The function of the concept of partial truth is not only to provide the bridge between error and truth but also between ignorance and perfect knowledge. Marxist-Leninists argue very much like William James, with whom otherwise they radically disagree, that ‘truth is largely made out of previous truths’ . This applies not only to the partial truths of to-day but also to the absolute truth as an ideal goal of the whole historical development of mankind. Perfect knowledge, which no further experience can ever alter or improve, is not something ready-made and waiting to be discovered all together and at once. It is rather like the limit of a converging series to which its partial sums approximate more and more. Perfect knowledge is something in the course of becoming; it is a process in virtue of which perfect knowledge itself is coming into being.

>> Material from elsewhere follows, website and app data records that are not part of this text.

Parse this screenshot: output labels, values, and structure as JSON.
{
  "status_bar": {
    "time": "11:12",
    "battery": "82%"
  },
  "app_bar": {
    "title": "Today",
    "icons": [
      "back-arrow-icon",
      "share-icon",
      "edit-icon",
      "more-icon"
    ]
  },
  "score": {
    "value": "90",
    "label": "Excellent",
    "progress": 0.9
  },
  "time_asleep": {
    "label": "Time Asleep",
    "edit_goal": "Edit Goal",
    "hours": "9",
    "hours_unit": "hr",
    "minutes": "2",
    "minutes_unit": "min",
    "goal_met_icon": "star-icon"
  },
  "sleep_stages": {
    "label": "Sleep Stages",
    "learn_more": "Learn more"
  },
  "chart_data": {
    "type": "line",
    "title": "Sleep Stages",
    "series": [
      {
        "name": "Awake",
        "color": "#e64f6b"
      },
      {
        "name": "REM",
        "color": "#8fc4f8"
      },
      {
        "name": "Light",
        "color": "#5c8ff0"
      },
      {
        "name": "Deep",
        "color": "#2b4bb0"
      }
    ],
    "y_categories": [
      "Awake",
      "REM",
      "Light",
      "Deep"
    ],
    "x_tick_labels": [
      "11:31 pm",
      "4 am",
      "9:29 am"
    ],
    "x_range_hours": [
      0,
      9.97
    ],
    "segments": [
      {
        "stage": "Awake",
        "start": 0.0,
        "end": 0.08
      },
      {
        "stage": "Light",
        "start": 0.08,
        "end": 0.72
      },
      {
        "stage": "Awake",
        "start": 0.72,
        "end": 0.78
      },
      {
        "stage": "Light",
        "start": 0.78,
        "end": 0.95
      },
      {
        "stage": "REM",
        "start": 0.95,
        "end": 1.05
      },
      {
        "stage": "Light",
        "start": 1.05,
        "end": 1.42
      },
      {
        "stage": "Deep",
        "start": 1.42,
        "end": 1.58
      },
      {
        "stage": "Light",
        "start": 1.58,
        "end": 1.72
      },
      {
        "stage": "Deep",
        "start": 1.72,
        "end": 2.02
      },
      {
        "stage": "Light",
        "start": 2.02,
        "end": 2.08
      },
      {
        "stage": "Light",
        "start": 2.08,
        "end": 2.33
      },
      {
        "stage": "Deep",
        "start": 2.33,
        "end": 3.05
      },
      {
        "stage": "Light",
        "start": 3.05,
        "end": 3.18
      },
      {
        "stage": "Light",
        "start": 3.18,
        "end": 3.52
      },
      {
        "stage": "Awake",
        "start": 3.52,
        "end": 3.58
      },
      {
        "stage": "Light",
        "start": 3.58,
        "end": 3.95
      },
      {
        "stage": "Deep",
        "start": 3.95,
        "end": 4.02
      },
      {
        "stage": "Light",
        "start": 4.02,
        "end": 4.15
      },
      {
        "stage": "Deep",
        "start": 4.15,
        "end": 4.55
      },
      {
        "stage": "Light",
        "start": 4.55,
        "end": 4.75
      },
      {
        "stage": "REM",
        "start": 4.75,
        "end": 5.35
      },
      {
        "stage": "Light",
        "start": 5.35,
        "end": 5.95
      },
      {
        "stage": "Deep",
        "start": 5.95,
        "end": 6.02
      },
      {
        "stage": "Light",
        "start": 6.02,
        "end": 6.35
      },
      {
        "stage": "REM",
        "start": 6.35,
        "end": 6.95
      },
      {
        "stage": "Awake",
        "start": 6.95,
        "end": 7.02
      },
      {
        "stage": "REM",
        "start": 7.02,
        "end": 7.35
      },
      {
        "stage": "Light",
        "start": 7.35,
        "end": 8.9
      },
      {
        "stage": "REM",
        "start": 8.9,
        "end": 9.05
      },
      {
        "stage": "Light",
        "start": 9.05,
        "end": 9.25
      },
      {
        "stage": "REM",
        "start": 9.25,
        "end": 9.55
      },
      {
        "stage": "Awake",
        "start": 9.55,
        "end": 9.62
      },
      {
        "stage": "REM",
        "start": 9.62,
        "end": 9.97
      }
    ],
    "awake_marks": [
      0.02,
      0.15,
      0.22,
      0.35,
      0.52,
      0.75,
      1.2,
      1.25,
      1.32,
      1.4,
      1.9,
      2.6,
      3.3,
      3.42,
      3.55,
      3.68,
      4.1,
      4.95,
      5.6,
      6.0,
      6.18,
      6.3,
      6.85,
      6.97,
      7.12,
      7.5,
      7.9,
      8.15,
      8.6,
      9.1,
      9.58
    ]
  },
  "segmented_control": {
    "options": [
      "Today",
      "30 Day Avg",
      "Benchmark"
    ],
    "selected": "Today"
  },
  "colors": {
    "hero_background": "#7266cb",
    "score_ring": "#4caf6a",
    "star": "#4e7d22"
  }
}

The metaphor of an infinite series, applied to the way in which knowledge is gained and extended, does more harm than good when it is taken literally. For we do not know the law in accordance with which the present partial truths are made out of previous partial truths and in the absence of this knowledge no series is determined. Similarly, the concept of limit and convergence has no meaning as applied to statements. The idea that each truth, as well as knowledge as a system of wholly true statements, is produced by the summation of partial truths, transformed from a metaphoric image into a descriptive phrase with factual implications and regarded as a faithful reflection of the actual process of acquiring knowledge, is bound, as will be seen, to make havoc of what reliable knowledge is.